A few years ago, when I taught at the downtown campus of our university, I participated in a Bible study group that took place at the church down the street.
I was the youngest member of the group (by a margin of about twenty years) and also the only one who was divorced (everyone else was either married or widowed) and one of two people without children.
Politically I was diametrically opposed to most members of the group, who were avid Fox News watchers and Tea Party sympathizers.
One day we had a discussion about the Parable of the Prodigal Son, which illustrated the conservative mindset.
After rereading the story, the pastor asked each of us with which character we identified. Ironically, even though I was the only childless person present, I was alone in identifying with the father. I've been in situations where I was so happy to see a person again whom I had missed that I was perfectly willing to forgive and forget whatever had happened in the past.
The old ladies, without an exception, identified with the prodigal son's brother, who they believed had been wronged by the father. The poor brother had done everything right, yet the other one, the bad one, got the party. How was that fair? Why wasn't the good brother rewarded and the irresponsible one punished?
I pointed out to them that while the prodigal son had a brief time of debauchery, it was followed by a rather miserable life, during which he had to work as a swineherd -- not a pleasant occupation for a Jew. "Yes," a woman named Elaine replied, "but that was his own fault! He brought it on himself! Besides, the only reason he even came back was that he was broke and miserable. He probably wasn't even really sorry."
"So what would you have done if you were the father?" the pastor asked.
"I would have told him off, of course," Elaine answered. "I would have said, 'You made your bed, so now lie in it. Go right back to where you came from!'"
"But what if the father loved the son so much that he wanted to forgive him?" the pastor followed up.
"Well, but that's not love; that's enabling. Besides, the son did not DESERVE to be forgiven."
"That's exactly the point of the story," I chimed in. "The son didn't deserve forgiveness but received it anyway. According to Jesus, that's how the Kingdom of Heaven works."
"Well," fumed Elaine, "sometimes Jesus is just plain wrong."
The story illustrates how conservatives are obsessed with other people getting what they supposedly do not deserve. That's why they get so upset about people on welfare or unemployment benefits: they see somebody get "something for nothing," and that simply isn't fair to them.
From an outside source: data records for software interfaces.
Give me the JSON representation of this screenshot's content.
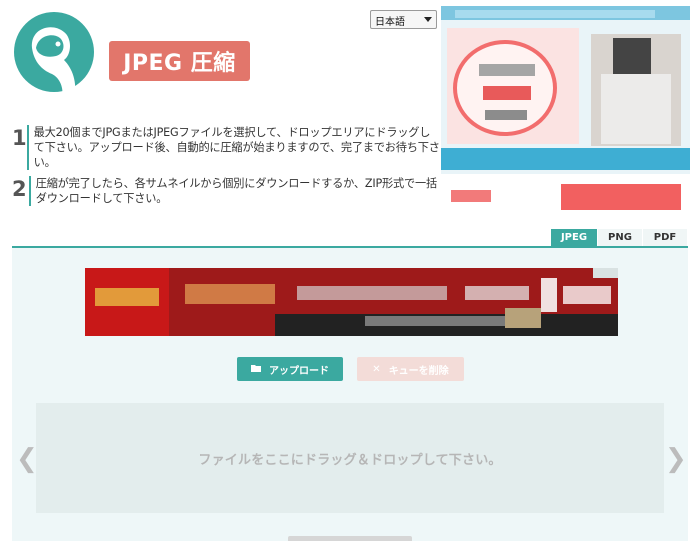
{
  "brand": {
    "title": "JPEG 圧縮",
    "accent": "#e2766b",
    "primary": "#3ba9a0"
  },
  "language": {
    "selected": "日本語"
  },
  "steps": [
    {
      "num": "1",
      "text": "最大20個までJPGまたはJPEGファイルを選択して、ドロップエリアにドラッグして下さい。アップロード後、自動的に圧縮が始まりますので、完了までお待ち下さい。"
    },
    {
      "num": "2",
      "text": "圧縮が完了したら、各サムネイルから個別にダウンロードするか、ZIP形式で一括ダウンロードして下さい。"
    }
  ],
  "tabs": [
    {
      "label": "JPEG",
      "active": true
    },
    {
      "label": "PNG",
      "active": false
    },
    {
      "label": "PDF",
      "active": false
    }
  ],
  "buttons": {
    "upload": "アップロード",
    "upload_icon": "folder-icon",
    "clear": "キューを削除",
    "clear_icon": "close-icon"
  },
  "dropzone": {
    "text": "ファイルをここにドラッグ＆ドロップして下さい。"
  },
  "nav": {
    "prev": "❮",
    "next": "❯"
  }
}
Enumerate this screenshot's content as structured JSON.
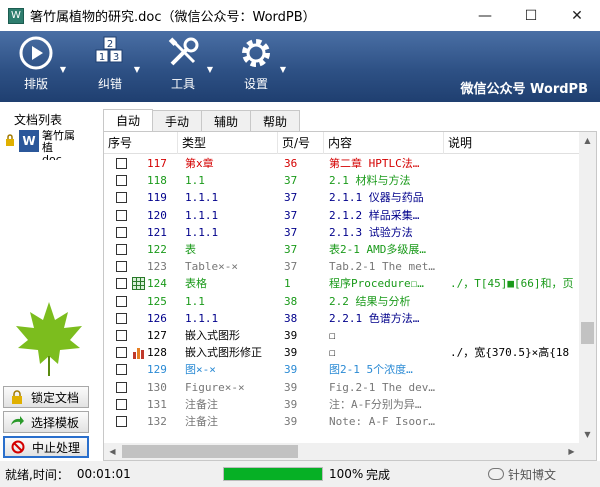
{
  "window": {
    "title": "箸竹属植物的研究.doc（微信公众号：WordPB）",
    "minimize": "—",
    "maximize": "☐",
    "close": "✕"
  },
  "toolbar": {
    "items": [
      {
        "label": "排版",
        "icon": "play-icon"
      },
      {
        "label": "纠错",
        "icon": "blocks-icon"
      },
      {
        "label": "工具",
        "icon": "tools-icon"
      },
      {
        "label": "设置",
        "icon": "gear-icon"
      }
    ],
    "brand": "微信公众号 WordPB"
  },
  "sidebar": {
    "title": "文档列表",
    "doc_name": "箸竹属植物的研究.doc",
    "doc_name_line1": "箸竹属植",
    "doc_name_line2": "doc",
    "buttons": [
      {
        "label": "锁定文档",
        "icon": "lock-icon"
      },
      {
        "label": "选择模板",
        "icon": "arrow-icon"
      },
      {
        "label": "中止处理",
        "icon": "stop-icon"
      }
    ]
  },
  "tabs": [
    "自动",
    "手动",
    "辅助",
    "帮助"
  ],
  "table": {
    "headers": [
      "序号",
      "类型",
      "页/号",
      "内容",
      "说明"
    ],
    "rows": [
      {
        "num": "117",
        "type": "第x章",
        "page": "36",
        "content": "第二章  HPTLC法…",
        "note": "",
        "color": "#d40000",
        "icon": ""
      },
      {
        "num": "118",
        "type": "1.1",
        "page": "37",
        "content": "2.1 材料与方法",
        "note": "",
        "color": "#1a9a1a",
        "icon": ""
      },
      {
        "num": "119",
        "type": "1.1.1",
        "page": "37",
        "content": "2.1.1 仪器与药品",
        "note": "",
        "color": "#00008b",
        "icon": ""
      },
      {
        "num": "120",
        "type": "1.1.1",
        "page": "37",
        "content": "2.1.2 样品采集…",
        "note": "",
        "color": "#00008b",
        "icon": ""
      },
      {
        "num": "121",
        "type": "1.1.1",
        "page": "37",
        "content": "2.1.3 试验方法",
        "note": "",
        "color": "#00008b",
        "icon": ""
      },
      {
        "num": "122",
        "type": "表",
        "page": "37",
        "content": "表2-1 AMD多级展…",
        "note": "",
        "color": "#1a9a1a",
        "icon": ""
      },
      {
        "num": "123",
        "type": "Table×-×",
        "page": "37",
        "content": "Tab.2-1 The met…",
        "note": "",
        "color": "#777777",
        "icon": ""
      },
      {
        "num": "124",
        "type": "表格",
        "page": "1",
        "content": "程序Procedure☐…",
        "note": "./，T[45]■[66]和，页",
        "color": "#1a9a1a",
        "icon": "table"
      },
      {
        "num": "125",
        "type": "1.1",
        "page": "38",
        "content": "2.2 结果与分析",
        "note": "",
        "color": "#1a9a1a",
        "icon": ""
      },
      {
        "num": "126",
        "type": "1.1.1",
        "page": "38",
        "content": "2.2.1 色谱方法…",
        "note": "",
        "color": "#00008b",
        "icon": ""
      },
      {
        "num": "127",
        "type": "嵌入式图形",
        "page": "39",
        "content": "☐",
        "note": "",
        "color": "#000000",
        "icon": ""
      },
      {
        "num": "128",
        "type": "嵌入式图形修正",
        "page": "39",
        "content": "☐",
        "note": "./，宽{370.5}×高{18",
        "color": "#000000",
        "icon": "chart"
      },
      {
        "num": "129",
        "type": "图×-×",
        "page": "39",
        "content": "图2-1  5个浓度…",
        "note": "",
        "color": "#2a8ad4",
        "icon": ""
      },
      {
        "num": "130",
        "type": "Figure×-×",
        "page": "39",
        "content": "Fig.2-1 The dev…",
        "note": "",
        "color": "#777777",
        "icon": ""
      },
      {
        "num": "131",
        "type": "注备注",
        "page": "39",
        "content": "注：A-F分别为异…",
        "note": "",
        "color": "#777777",
        "icon": ""
      },
      {
        "num": "132",
        "type": "注备注",
        "page": "39",
        "content": "Note: A-F Isoor…",
        "note": "",
        "color": "#777777",
        "icon": ""
      }
    ]
  },
  "status": {
    "text": "就绪,时间：",
    "time": "00:01:01",
    "progress": 100,
    "percent": "100%",
    "done": "完成",
    "watermark": "针知博文"
  }
}
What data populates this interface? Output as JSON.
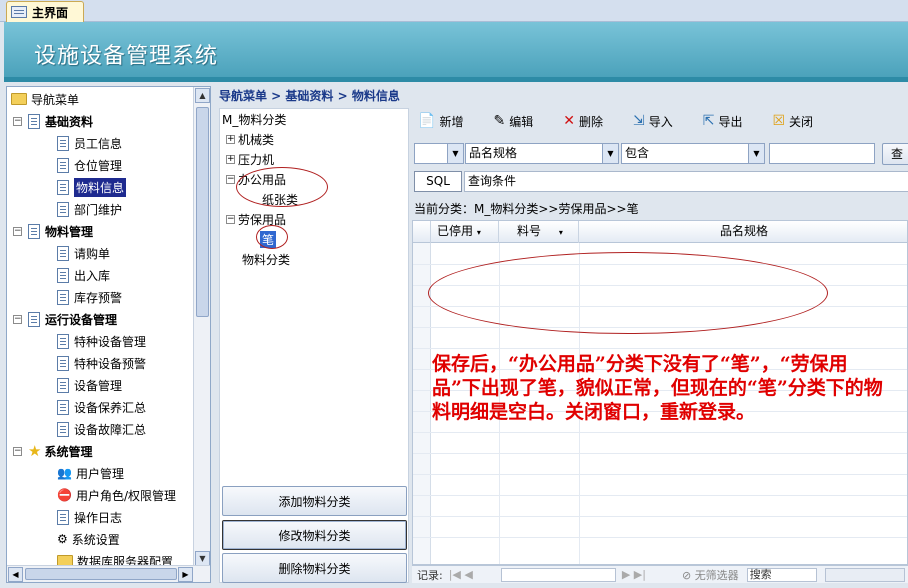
{
  "tab": {
    "label": "主界面"
  },
  "banner": {
    "title": "设施设备管理系统"
  },
  "nav": {
    "root": "导航菜单",
    "groups": [
      {
        "label": "基础资料",
        "items": [
          "员工信息",
          "仓位管理",
          "物料信息",
          "部门维护"
        ]
      },
      {
        "label": "物料管理",
        "items": [
          "请购单",
          "出入库",
          "库存预警"
        ]
      },
      {
        "label": "运行设备管理",
        "items": [
          "特种设备管理",
          "特种设备预警",
          "设备管理",
          "设备保养汇总",
          "设备故障汇总"
        ]
      },
      {
        "label": "系统管理",
        "items": [
          "用户管理",
          "用户角色/权限管理",
          "操作日志",
          "系统设置",
          "数据库服务器配置"
        ]
      }
    ]
  },
  "breadcrumb": "导航菜单 > 基础资料 > 物料信息",
  "category_tree": {
    "root": "M_物料分类",
    "nodes": [
      "机械类",
      "压力机",
      "办公用品",
      "纸张类",
      "劳保用品",
      "笔",
      "物料分类"
    ],
    "buttons": [
      "添加物料分类",
      "修改物料分类",
      "删除物料分类"
    ]
  },
  "toolbar": {
    "new": "新增",
    "edit": "编辑",
    "delete": "删除",
    "import": "导入",
    "export": "导出",
    "close": "关闭"
  },
  "filter": {
    "field": "品名规格",
    "op": "包含",
    "value": "",
    "find": "查"
  },
  "sql": {
    "button": "SQL",
    "label": "查询条件"
  },
  "current_category": "当前分类：M_物料分类>>劳保用品>>笔",
  "grid": {
    "columns": [
      "已停用",
      "料号",
      "品名规格"
    ]
  },
  "recordbar": {
    "label": "记录:",
    "filter": "无筛选器",
    "search": "搜索"
  },
  "annotation": "保存后，“办公用品”分类下没有了“笔”，“劳保用品”下出现了笔，貌似正常，但现在的“笔”分类下的物料明细是空白。关闭窗口，重新登录。",
  "colors": {
    "banner": "#4ba2bb",
    "annotation": "#e00000",
    "selection": "#1e2a8f"
  }
}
This mindset also explains why they identify with the rich, a social stratum to which most conservatives do not belong. They believe that the rich are rich because they "worked hard" -- harder than everyone else. Well, if that were true, our cleaning lady would be rolling in dough. In most cases wealth is the result of inheritance, a special talent, a well-marketed product, sheer luck, or a combination of all of the above.
Non-rich people support tax breaks for the rich because they buy into the narrative that taxes "punish" people for hard work (the concept of taxes as punishment rather than contribution to society has harmed Democratic candidates for decades) and that people work harder if they are motivated by lower taxes. The "hard work" idea also comforts them because it gives them the illusion that they too can be rich one day -- all they have to do is work a little "harder."
With that in mind, it's not surprising that the "camel and eye of the needle" thing is another issue on which Jesus is "wrong." After all, the rich DESERVE everything they have. Also, we all know rich people who are really nice and do lots of good things with their money. As one of the ladies put it, "Jesus only said that because he hadn't met David Robinson yet."
Grace, mercy, and forgiveness are difficult concepts to internalize, even for those who claim to love Jesus. The concept of reward and punishment is much easier to grasp. Elaine and her friends would be much more comfortable with the tenets of Satanism, but they would be extremely offended if someone pointed it out to them.
One problem that the ladies had with the Prodigal Son is the fact that the obedient brother is not rewarded. "If God forgives anybody who is sorry, what incentive do I have to do the right thing?" asked Elaine, Jesus' most outspoken critic.
I pointed out to her that a virtuous life is its own reward. Those who practice a healthy lifestyle and stay out of trouble avoid the pitfalls that come with self-destructive behavior. Kindness leads to good karma. Caring for an animal results in a devoted pet.
For the likes of Elaine,however, intrinsic reward is not enough. They need a gold star from God and a tax break from the government.
At the end of the bible study, as we were leaving the room, one of the ladies gave me this "Don't tell me you're one of those liberals" look. The pastor put his arm around me and said, "She's alright. She gets it."